DIRECTIONS:
Lines in the data below that contain the word "sandbox" are to be copied.

Dataset rows for apps and sites:
--------------------
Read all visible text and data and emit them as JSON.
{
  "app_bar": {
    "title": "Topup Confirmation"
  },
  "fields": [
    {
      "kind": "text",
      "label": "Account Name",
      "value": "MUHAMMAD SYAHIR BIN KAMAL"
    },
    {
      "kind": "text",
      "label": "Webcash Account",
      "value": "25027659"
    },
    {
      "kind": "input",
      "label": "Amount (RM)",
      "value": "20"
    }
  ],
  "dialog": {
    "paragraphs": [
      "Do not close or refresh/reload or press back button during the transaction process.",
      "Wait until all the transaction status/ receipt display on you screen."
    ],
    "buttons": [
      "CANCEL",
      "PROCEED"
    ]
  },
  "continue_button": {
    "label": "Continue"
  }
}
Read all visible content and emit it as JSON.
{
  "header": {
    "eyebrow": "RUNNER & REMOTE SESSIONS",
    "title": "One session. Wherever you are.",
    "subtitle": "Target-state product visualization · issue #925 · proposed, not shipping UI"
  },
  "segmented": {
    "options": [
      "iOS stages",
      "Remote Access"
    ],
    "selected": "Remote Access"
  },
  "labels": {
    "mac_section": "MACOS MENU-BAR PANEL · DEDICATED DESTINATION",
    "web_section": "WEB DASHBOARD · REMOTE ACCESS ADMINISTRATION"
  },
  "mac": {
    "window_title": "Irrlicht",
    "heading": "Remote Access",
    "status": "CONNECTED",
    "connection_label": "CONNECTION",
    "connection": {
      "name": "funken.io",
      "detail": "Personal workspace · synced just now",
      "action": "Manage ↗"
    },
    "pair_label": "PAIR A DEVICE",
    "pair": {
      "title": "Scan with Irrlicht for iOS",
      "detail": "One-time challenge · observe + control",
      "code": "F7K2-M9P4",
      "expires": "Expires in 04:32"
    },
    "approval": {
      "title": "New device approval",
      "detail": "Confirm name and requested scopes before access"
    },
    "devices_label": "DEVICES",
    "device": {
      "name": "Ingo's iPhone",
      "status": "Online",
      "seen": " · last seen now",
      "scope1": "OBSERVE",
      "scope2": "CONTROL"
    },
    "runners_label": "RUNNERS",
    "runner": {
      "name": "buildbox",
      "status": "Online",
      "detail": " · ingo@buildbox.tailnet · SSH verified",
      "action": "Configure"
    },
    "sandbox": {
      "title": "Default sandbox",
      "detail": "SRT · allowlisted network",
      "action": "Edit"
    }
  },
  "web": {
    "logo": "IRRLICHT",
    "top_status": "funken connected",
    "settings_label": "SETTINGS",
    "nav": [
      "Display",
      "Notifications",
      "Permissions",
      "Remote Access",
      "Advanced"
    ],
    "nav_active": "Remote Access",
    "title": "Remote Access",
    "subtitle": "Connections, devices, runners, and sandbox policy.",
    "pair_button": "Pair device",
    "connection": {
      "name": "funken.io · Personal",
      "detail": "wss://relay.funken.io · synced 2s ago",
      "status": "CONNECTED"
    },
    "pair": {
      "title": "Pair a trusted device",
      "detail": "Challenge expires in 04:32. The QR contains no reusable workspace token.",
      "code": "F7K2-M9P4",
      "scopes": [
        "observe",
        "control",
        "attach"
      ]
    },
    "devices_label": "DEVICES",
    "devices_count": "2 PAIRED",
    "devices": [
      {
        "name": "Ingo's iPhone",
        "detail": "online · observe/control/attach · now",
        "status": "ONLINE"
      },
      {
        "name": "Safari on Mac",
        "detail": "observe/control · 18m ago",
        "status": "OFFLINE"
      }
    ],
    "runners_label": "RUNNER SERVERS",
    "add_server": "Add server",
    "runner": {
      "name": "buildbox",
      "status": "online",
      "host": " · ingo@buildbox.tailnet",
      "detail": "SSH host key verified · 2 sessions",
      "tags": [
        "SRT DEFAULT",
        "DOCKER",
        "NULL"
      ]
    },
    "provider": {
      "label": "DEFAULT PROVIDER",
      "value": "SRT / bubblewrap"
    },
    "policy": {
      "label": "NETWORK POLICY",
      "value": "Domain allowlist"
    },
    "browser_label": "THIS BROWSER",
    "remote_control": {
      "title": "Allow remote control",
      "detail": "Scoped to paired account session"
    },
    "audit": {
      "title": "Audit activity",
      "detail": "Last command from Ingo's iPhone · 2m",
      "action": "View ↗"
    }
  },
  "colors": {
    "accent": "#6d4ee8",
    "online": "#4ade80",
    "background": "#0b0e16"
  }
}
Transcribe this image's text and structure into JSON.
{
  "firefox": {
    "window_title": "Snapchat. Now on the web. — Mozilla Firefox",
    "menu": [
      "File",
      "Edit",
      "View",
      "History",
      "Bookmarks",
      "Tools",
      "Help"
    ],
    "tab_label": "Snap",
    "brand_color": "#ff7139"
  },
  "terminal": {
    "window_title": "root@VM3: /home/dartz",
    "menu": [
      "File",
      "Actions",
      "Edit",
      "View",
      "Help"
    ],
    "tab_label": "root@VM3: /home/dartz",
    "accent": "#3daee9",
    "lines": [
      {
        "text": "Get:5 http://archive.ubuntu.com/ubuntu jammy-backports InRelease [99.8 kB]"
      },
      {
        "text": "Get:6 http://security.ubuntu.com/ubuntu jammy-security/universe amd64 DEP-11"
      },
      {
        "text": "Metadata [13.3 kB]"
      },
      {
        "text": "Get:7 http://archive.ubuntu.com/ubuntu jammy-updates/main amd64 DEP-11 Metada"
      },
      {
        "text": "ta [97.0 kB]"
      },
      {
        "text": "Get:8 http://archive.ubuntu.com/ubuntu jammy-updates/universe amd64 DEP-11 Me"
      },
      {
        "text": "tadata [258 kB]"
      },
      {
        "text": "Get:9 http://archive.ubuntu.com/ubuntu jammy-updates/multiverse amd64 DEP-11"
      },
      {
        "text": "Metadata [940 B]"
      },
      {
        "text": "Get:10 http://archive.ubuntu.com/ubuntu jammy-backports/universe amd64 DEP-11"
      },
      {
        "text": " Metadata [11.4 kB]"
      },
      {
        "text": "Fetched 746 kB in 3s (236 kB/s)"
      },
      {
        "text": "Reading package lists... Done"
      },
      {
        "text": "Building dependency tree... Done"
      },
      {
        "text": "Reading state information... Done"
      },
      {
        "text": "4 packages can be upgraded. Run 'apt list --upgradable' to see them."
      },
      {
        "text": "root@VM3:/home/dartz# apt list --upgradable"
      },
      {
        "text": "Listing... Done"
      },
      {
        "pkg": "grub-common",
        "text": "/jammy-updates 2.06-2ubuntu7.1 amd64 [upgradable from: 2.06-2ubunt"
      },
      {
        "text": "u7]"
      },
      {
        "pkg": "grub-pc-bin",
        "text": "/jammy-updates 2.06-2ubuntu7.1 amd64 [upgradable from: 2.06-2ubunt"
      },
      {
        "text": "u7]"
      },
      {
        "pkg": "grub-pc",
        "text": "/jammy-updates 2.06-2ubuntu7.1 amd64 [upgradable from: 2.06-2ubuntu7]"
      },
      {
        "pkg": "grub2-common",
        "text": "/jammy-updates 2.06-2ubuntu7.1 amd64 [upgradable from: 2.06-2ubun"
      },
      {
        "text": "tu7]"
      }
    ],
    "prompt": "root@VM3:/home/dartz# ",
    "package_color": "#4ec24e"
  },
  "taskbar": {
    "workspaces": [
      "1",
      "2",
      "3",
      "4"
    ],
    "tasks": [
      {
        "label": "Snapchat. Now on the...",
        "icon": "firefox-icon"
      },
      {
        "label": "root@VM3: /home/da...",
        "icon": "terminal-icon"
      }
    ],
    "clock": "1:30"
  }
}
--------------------
RESPONSE TO THE EXERCISE:
    "sandbox": {
      "title": "Default sandbox",
    "subtitle": "Connections, devices, runners, and sandbox policy.",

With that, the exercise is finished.